(Stored dataset items)

——————————

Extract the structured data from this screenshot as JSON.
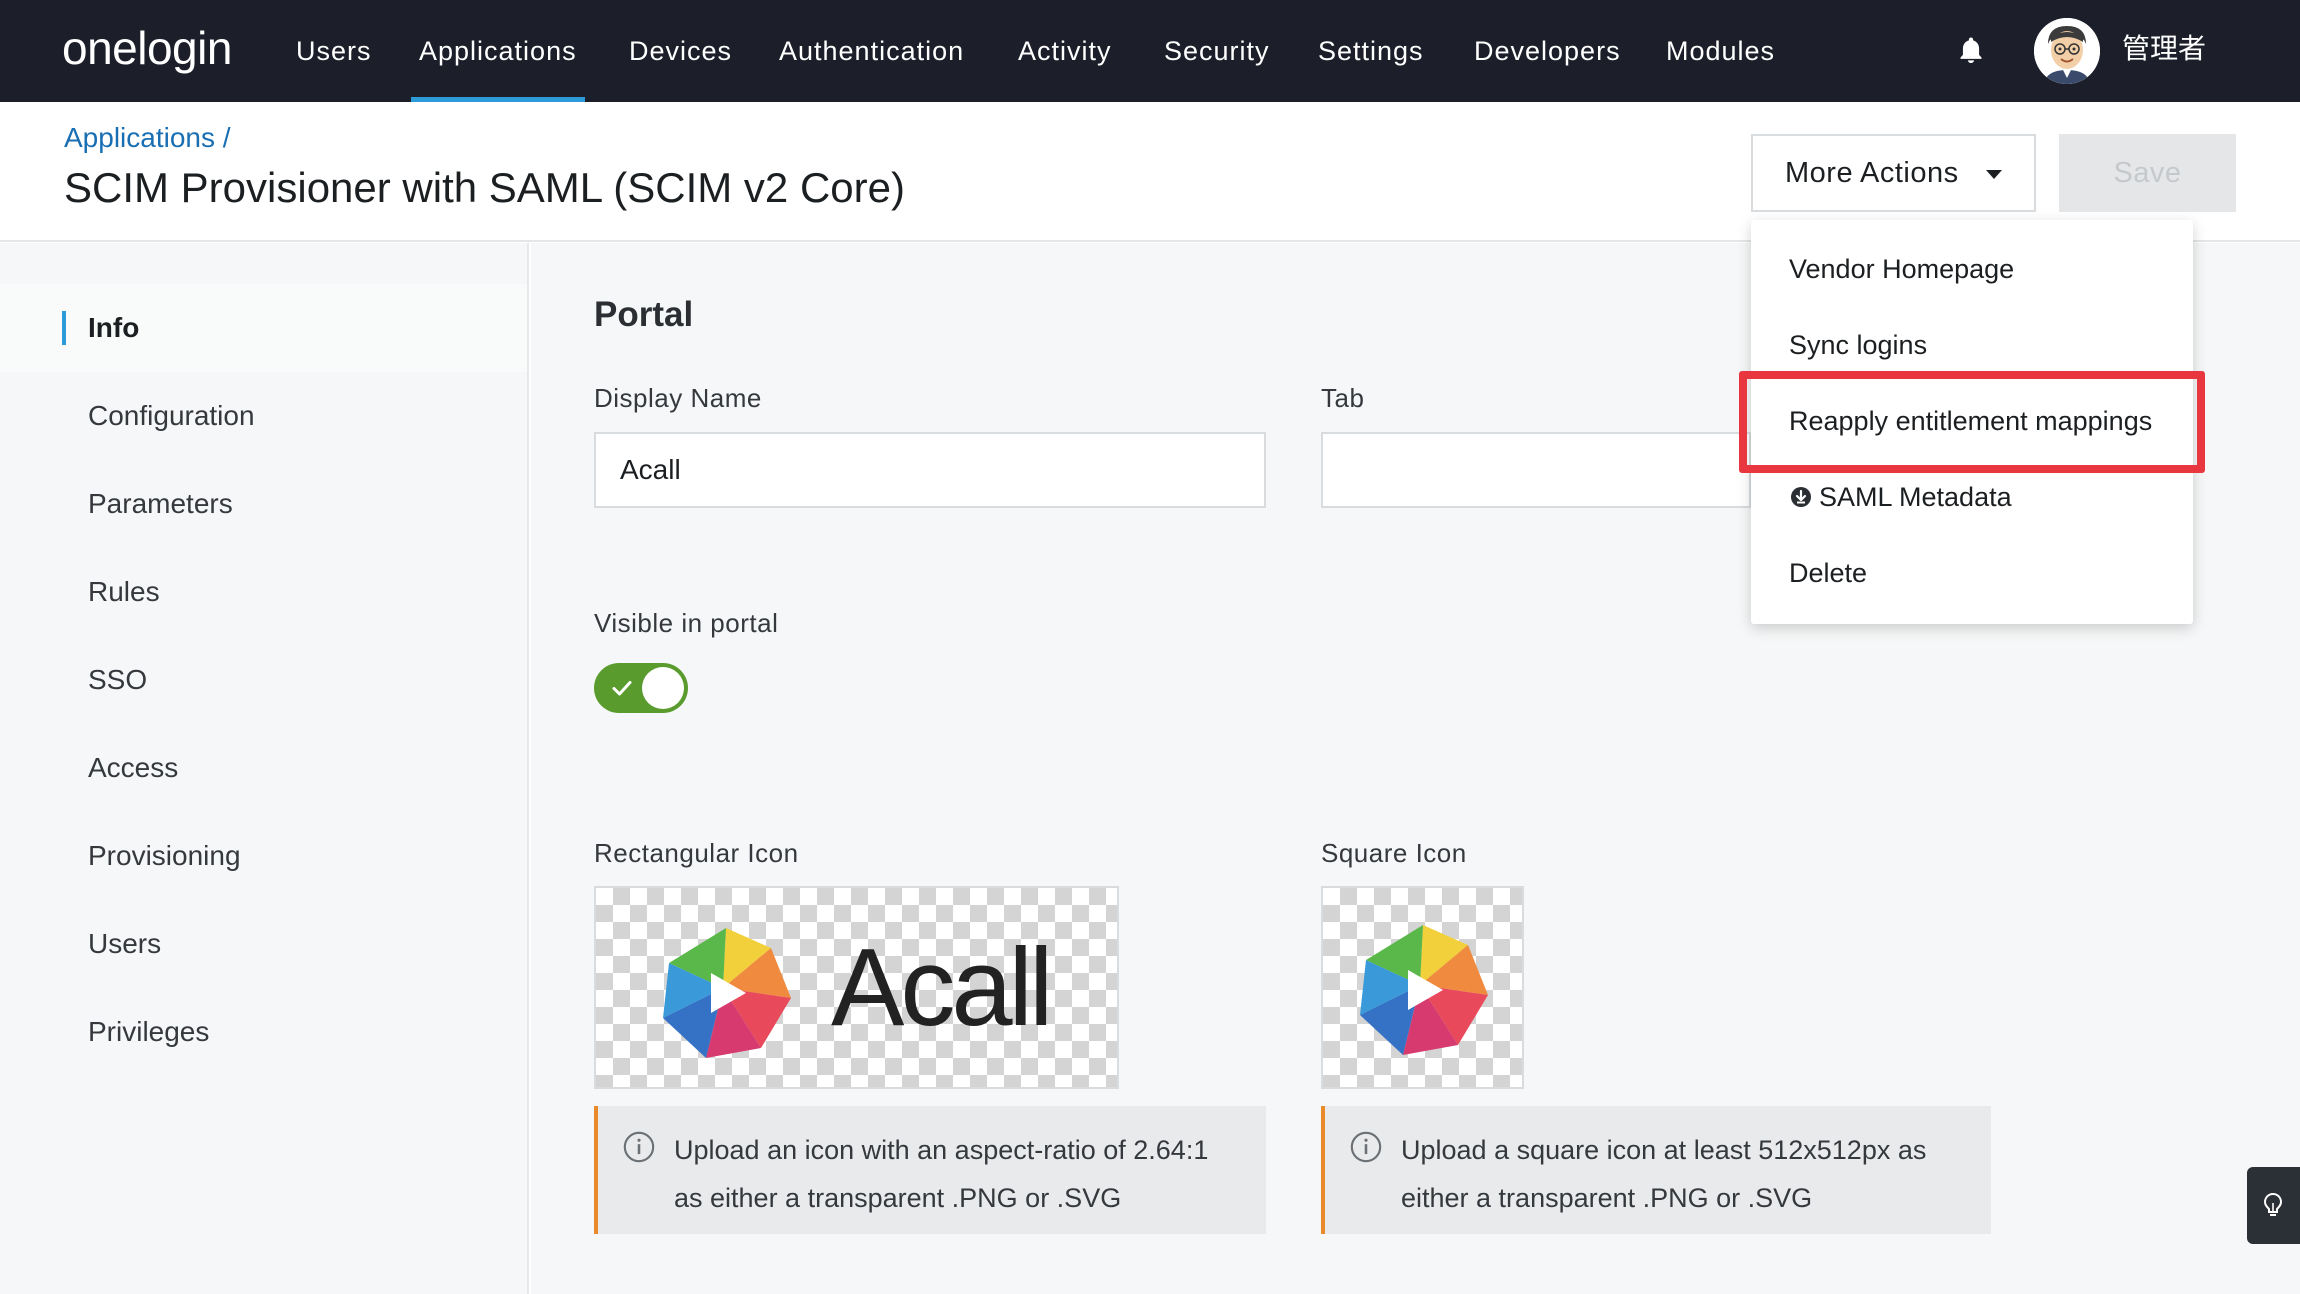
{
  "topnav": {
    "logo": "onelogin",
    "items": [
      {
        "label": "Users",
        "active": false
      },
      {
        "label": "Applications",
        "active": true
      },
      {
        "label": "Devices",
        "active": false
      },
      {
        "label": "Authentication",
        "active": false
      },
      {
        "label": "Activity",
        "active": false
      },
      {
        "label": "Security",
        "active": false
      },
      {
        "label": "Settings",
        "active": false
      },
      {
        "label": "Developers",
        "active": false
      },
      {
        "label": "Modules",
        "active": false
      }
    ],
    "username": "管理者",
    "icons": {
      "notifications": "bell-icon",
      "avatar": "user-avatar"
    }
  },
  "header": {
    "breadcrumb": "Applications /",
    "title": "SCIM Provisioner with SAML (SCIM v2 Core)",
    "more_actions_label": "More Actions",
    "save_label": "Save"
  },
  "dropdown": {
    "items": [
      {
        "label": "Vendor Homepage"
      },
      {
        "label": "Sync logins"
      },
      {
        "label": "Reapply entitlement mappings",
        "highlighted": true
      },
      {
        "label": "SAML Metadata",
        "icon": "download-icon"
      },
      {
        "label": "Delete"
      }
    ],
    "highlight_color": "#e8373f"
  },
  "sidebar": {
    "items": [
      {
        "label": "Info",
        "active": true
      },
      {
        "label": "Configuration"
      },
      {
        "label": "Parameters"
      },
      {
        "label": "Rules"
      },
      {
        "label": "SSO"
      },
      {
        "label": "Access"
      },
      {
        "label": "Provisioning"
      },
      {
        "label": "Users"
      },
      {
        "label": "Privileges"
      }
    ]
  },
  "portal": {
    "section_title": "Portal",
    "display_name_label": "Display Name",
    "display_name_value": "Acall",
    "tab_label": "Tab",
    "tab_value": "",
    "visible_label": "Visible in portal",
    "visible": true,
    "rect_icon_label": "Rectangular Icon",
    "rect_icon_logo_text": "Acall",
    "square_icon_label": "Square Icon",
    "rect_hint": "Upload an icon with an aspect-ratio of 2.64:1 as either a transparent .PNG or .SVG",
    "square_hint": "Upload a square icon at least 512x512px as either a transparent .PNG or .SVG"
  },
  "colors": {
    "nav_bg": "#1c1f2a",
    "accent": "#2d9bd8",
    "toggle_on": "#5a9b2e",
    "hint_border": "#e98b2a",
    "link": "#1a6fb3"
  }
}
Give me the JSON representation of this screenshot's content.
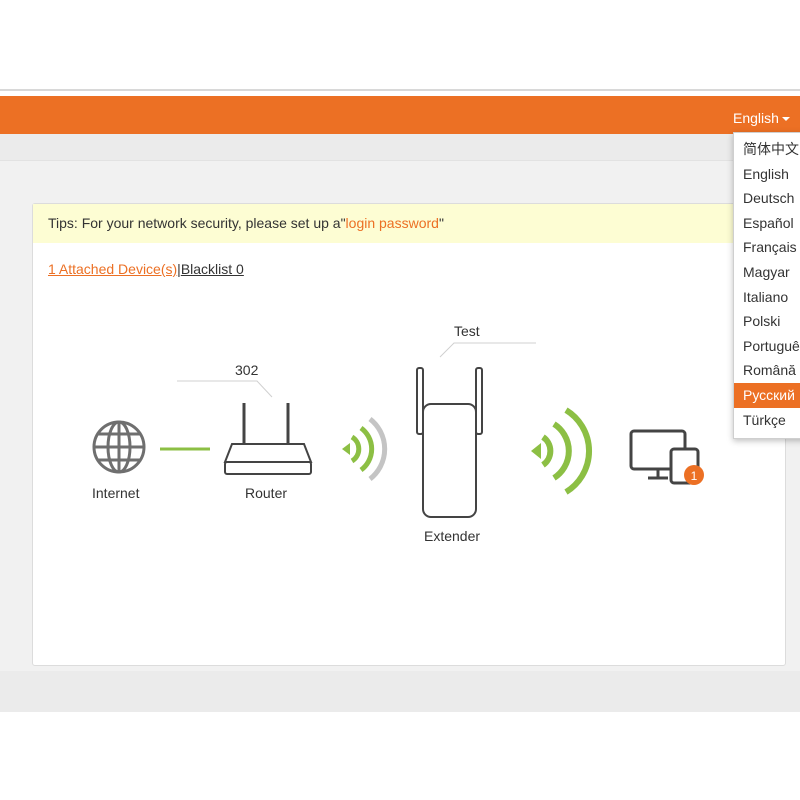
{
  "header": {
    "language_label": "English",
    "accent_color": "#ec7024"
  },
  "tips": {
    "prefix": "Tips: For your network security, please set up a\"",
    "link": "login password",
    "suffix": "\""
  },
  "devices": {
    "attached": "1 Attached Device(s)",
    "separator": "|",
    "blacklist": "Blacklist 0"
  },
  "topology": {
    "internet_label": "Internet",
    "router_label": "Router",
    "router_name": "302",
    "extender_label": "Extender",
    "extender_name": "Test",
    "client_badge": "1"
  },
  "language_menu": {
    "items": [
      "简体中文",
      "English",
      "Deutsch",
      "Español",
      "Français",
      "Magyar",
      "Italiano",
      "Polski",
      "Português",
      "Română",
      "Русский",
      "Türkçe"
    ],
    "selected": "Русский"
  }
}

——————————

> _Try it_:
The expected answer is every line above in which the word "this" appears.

> _Task response_:
Extract the structured data from this screenshot as JSON.
Give me the JSON representation of this screenshot's content.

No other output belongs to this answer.